If you’re new to Selling Fine Jewelry, you may have a lot of questions about white gold. This precious metal, after all, is called “gold” but looks like silver. White gold also looks similar to Platinum, an extremely rare and expensive metal. This can make it difficult to estimate its overall value.
Yet, before selling your pieces, it’s wise to understand what white gold is and how it compares to other metals. Read on to learn more.
White gold is made of Real Gold, which is yellow. However, the gold is combined with one or more white metals to make it lighter. These metals also improve the gold’s overall durability and strength.
Common metals used to make white gold include:
But even when these metals are added, it usually doesn’t have the bright silvery-white color that many people associate with white gold. Instead, it may look off-white with hints of pale brown, pale pink, or light yellow. The hue depends on the exact combination of metals used.
In reality, this off-white shade is the true color of white gold.
To hide this off-white shade, rhodium plating is typically added. Rhodium is a vibrant silvery-white metal. It’s in the same family as platinum, which means it naturally forms in the same mineral deposits as platinum.
Essentially, the iconic bright color of white gold is all thanks to rhodium plating.

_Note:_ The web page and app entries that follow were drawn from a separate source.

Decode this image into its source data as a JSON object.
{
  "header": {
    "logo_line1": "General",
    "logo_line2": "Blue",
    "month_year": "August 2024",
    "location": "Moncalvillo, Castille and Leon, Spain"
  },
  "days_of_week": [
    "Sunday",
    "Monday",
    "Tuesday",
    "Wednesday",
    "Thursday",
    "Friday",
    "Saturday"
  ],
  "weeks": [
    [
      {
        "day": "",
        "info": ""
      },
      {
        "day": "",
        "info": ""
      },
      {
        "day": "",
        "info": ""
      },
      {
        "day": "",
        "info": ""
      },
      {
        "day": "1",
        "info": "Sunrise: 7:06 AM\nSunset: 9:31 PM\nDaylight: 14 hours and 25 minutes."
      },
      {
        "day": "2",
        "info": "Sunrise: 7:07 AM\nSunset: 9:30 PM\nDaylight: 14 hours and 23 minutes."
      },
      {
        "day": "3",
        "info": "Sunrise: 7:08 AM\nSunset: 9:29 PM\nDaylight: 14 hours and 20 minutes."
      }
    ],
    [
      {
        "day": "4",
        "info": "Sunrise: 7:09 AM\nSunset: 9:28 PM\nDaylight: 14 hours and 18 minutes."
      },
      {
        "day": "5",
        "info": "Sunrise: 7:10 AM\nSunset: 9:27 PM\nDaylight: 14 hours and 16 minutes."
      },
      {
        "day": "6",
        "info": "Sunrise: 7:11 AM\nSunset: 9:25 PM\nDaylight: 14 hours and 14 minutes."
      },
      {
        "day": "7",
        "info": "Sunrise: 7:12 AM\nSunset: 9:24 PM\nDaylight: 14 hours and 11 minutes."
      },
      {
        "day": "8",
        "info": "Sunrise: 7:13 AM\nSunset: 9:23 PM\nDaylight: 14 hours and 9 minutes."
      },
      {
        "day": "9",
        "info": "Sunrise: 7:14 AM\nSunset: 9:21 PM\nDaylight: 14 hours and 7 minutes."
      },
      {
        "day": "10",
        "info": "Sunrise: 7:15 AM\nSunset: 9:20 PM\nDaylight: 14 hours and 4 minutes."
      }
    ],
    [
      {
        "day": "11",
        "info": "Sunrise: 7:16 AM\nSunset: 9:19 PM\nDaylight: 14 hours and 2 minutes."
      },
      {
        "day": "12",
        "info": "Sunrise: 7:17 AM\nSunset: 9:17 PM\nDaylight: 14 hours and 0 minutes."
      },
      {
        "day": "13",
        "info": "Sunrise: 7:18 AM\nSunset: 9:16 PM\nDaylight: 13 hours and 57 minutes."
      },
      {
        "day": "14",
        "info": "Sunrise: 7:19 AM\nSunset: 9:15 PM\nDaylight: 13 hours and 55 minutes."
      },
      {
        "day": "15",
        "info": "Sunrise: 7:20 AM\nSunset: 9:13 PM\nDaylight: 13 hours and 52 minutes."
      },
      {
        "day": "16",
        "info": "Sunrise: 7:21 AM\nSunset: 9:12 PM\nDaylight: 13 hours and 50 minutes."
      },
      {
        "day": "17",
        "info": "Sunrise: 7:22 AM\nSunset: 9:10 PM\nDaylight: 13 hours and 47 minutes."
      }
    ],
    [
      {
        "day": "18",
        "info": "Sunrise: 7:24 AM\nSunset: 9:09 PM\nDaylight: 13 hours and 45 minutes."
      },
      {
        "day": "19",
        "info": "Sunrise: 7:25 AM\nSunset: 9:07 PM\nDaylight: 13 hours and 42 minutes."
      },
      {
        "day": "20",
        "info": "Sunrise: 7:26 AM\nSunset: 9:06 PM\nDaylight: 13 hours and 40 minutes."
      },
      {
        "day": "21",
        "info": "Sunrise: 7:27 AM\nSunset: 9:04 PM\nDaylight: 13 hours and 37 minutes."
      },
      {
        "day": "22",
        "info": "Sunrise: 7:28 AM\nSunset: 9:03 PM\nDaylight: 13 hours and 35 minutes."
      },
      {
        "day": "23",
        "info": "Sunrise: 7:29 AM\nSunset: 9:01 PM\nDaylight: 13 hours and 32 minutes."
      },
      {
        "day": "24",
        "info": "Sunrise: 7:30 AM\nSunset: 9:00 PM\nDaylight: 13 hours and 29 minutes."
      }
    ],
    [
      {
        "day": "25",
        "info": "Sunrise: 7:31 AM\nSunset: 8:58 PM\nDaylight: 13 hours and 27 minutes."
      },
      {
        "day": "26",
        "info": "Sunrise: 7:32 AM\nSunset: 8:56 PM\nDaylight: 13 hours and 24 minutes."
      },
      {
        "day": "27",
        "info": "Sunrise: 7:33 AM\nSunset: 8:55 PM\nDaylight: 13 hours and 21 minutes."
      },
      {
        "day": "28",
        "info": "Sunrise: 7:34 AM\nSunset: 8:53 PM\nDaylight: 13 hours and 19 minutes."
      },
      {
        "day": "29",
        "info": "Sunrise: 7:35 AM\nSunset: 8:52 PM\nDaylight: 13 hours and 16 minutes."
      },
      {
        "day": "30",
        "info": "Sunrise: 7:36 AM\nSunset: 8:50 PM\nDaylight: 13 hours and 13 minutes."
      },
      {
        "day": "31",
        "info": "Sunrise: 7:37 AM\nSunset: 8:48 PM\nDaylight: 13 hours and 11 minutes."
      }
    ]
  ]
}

White gold is weighed in karats, just like yellow gold. For instance, if a white gold piece is made with 18K gold, it means the gold is 75 percent pure gold and 25 percent other metals.
As with all gold items, you can find the karats stamped on the white gold piece.
The pros and cons of white gold are both related to its rhodium plating.
Like platinum, rhodium is extremely strong and shiny. So, when it’s added to white gold, the finished product is more durable and resistant to scratching. It also has a beautiful luster that’s often compared to a mirror.
The drawback, however, is that rhodium plating doesn’t last forever. It will eventually wear off, exposing the off-white tint underneath.
But luckily, you can have your white gold piece re-plated with rhodium. If you’re planning to sell your white gold someday, it’s a good idea to get it regularly re-plated, especially if you wear it often.
Because white gold may contain different types of metals, it’s important to know how it might react with the skin.
For example, many people are allergic to nickel. If someone has this allergy, wearing white gold made with nickel may cause redness, itchiness, and irritation. Therefore, nickel-free jewelry is typically preferable.
Silver and copper can oxidize and cause skin discoloration, so white gold made with other metals is often more desirable.
If you’d like to sell your white gold jewelry, you’d be happy to know that white gold is valuable.
To give you an idea of how much you might make, let’s compare it to silver and platinum.
White gold is worth more than Silver. This includes sterling silver, which can be melted and refined to pure silver. And while silver holds its current market value, you’ll still get more money by selling your white gold.
In fact, compared to silver, white gold is considered to be a greater investment.
But white gold is worth less than platinum. For example, a setting made with platinum may cost twice as much as a similar setting made of white gold. This is due to the extreme rarity of platinum metal.
In short, if you sell white gold, you’ll make more than silver but less than platinum.
Do you have more questions about white gold and what it is worth? Visit the experts at Southwest Jewelry Buyers.
Our Arizona jewelry buyers are ready to pay top dollar for your unwanted white gold. We buy all Types Of Gold, including broken jewelry and scrap gold.
When you’re ready to Schedule An Appointment, call us at (480) 773-8004 and come see us in Scottsdale Park.